Moana's characters, as it turns out, share a lot of DNA with their Disney forebears. Even more than Frozen, which took seemingly deliberate cues from its predecessors while updating them for modern sensibilities, this latest film traces shamelessly over the Disney blueprint. (This is not surprising seeing as Moana's directors, Ron Clements and John Musker, were also responsible for The Little Mermaid and Aladdin.)
So here’s a breakdown of the many ancestors of Moana.
The Women of Ocean’s Eight Will Face Off Against Damian Lewis
Ocean’s Eight, the all-female Ocean’s Eleven spinoff, has its villain, and it’s Homeland’s Damian Lewis.

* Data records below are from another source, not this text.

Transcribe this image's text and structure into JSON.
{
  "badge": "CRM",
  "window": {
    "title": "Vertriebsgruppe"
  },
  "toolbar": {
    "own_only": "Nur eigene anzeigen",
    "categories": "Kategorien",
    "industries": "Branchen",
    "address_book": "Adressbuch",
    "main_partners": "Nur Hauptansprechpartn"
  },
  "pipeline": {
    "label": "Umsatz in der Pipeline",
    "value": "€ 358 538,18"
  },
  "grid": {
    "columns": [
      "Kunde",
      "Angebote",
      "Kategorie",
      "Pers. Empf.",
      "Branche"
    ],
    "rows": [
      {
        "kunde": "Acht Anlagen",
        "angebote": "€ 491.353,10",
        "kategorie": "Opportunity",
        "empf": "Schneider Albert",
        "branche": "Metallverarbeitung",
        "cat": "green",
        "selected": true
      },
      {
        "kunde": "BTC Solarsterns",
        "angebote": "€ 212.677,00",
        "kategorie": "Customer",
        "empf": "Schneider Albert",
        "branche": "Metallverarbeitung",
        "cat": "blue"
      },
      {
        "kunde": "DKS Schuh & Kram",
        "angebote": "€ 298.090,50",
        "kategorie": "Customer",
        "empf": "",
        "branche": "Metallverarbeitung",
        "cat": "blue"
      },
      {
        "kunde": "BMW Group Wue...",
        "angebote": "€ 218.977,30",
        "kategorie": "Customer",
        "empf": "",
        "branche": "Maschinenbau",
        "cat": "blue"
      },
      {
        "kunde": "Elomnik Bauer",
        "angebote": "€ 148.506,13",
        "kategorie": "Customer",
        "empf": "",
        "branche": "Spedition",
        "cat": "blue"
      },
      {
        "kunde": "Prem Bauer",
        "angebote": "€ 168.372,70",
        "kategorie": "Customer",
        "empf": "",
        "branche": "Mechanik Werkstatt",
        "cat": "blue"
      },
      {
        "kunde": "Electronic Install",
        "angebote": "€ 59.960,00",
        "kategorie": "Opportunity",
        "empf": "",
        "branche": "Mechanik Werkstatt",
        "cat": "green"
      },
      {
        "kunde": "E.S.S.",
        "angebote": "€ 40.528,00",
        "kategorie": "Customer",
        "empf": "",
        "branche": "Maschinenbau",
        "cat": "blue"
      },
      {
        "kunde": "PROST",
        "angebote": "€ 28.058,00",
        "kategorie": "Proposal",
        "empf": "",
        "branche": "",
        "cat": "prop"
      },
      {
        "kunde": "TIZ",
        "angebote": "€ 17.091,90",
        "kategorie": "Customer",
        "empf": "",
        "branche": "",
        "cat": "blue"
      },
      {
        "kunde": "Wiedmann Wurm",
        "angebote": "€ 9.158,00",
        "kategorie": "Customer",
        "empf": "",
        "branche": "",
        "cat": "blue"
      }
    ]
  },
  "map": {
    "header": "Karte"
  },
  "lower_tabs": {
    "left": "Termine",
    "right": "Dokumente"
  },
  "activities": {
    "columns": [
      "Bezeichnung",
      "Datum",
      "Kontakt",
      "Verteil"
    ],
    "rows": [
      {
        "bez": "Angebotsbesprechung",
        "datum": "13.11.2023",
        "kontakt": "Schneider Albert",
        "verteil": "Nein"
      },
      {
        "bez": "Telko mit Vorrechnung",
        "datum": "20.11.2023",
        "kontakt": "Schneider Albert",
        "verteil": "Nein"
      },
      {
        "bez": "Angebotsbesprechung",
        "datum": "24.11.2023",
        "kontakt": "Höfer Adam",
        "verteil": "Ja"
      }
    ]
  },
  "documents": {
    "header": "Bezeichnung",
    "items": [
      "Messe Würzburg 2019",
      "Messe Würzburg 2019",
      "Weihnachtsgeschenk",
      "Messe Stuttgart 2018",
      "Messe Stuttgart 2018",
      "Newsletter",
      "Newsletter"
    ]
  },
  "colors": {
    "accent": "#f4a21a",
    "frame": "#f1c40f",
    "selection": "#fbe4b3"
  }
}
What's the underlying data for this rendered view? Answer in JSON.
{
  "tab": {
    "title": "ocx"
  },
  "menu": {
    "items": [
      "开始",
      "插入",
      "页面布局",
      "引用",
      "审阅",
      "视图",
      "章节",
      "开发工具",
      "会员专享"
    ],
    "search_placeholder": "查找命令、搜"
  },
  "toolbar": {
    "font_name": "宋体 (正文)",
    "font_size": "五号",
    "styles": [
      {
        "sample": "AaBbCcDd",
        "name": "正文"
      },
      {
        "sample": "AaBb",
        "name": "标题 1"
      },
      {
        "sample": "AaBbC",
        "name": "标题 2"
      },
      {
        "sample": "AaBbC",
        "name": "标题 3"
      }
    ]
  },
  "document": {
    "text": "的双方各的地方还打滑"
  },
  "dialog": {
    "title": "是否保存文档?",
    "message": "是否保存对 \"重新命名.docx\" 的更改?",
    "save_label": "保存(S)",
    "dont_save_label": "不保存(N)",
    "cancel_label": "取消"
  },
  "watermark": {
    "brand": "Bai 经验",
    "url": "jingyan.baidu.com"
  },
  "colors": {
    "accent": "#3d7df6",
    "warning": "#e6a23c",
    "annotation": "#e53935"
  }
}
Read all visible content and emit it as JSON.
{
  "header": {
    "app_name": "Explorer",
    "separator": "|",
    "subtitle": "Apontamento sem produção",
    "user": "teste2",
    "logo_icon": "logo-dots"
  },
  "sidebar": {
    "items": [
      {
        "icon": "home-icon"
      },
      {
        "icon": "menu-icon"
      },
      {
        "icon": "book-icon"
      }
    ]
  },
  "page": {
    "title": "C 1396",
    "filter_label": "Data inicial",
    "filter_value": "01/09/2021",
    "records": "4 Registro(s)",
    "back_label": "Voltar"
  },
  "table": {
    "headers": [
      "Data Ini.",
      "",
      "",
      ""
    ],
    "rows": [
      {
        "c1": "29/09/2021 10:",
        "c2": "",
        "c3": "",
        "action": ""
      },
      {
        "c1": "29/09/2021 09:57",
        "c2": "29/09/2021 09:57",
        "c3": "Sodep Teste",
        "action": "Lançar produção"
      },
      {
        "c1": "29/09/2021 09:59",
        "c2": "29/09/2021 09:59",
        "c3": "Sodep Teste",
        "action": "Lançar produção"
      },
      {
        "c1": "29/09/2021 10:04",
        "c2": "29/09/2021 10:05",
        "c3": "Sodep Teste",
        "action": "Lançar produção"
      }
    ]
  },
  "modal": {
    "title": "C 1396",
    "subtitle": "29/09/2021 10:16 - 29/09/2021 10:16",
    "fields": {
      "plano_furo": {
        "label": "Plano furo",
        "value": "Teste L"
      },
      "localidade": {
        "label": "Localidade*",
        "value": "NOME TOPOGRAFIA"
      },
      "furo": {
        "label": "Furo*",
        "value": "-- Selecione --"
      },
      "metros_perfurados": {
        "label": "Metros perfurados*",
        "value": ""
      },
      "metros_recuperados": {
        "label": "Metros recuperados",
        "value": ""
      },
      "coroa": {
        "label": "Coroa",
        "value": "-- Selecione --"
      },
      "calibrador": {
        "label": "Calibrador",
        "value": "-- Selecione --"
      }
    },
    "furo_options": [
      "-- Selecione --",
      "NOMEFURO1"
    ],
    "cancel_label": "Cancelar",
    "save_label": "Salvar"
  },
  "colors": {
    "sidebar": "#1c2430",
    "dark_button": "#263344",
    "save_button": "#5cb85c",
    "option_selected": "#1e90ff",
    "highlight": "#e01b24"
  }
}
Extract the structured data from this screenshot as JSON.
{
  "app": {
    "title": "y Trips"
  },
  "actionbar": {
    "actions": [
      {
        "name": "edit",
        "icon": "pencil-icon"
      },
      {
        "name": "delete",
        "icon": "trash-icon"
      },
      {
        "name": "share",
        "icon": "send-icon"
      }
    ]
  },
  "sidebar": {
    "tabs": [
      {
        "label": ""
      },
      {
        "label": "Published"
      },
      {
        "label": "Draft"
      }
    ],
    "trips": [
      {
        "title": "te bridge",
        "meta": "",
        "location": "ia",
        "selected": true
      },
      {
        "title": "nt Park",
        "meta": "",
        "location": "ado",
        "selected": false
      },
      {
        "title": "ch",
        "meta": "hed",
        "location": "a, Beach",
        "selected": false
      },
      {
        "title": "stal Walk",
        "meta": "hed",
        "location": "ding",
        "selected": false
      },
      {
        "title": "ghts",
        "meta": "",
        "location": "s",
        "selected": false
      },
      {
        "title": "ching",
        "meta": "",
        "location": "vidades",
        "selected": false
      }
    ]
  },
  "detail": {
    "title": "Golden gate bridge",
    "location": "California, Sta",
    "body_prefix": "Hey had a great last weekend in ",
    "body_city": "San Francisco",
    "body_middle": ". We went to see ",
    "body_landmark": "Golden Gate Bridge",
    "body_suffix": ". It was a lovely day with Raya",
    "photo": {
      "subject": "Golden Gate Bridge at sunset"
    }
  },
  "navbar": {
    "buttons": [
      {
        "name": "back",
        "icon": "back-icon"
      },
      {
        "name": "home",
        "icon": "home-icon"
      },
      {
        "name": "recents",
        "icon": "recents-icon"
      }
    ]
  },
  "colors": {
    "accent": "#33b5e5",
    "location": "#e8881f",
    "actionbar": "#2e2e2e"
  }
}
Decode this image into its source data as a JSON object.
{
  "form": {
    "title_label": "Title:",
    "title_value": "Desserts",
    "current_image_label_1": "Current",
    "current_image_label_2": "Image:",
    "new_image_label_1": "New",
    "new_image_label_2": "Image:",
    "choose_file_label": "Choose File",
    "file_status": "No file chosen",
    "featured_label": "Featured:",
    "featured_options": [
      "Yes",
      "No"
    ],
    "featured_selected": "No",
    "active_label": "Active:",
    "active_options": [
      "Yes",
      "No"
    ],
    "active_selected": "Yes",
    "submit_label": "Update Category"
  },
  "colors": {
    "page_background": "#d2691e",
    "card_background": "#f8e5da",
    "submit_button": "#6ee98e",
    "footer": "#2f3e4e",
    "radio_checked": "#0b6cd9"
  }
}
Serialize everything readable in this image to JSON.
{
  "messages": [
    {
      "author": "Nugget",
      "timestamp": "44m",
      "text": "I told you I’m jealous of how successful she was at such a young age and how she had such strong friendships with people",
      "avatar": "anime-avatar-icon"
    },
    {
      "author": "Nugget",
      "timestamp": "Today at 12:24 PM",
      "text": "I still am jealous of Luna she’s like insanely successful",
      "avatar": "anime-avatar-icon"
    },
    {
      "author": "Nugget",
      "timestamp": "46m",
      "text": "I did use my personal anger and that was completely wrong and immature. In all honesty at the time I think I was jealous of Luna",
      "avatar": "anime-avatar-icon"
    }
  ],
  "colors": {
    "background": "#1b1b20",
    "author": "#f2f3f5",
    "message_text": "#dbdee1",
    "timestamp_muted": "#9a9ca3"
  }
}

Variety reports that Lewis, who’s been seen on set, is playing Sandra Bullock’s ex-lover and the target of the film’s central robbery.
Ocean’s Eight, opening on June 8, 2018, follows Steven Soderbergh’s trilogy Ocean’s Eleven, Ocean’s Twelve, and Ocean’s Thirteen, each of which centered on a complicated heist executed by Danny Ocean (George Clooney) and a gang of A-list con artists. (Ocean’s Eleven was itself a very loose remake of Ocean’s 11, a 1960 Rat Pack vehicle.) This time around, Gary Ross is taking over directorial duties from Soderbergh; the screenplay is by Ross and Olivia Milch. Lewis’ backstory marks at least one change in the series template: The villains of the Soderbergh films were Andy Garcia, Vincent Cassel, and Al Pacino, none of whom played George Clooney’s ex-lovers.
For the female version, the team has been cut down to eight: Sandra Bullock, Cate Blanchett, Anne Hathaway, Rihanna, Helena Bonham Carter, Mindy Kaling, Awkwafina, and Sarah Paulson. Bullock will play Danny Ocean’s sister, leaving the door open for cameos from the earlier films. That’s a great lineup, but honestly, it seems like Rihanna would be more than capable of pulling this off on her own.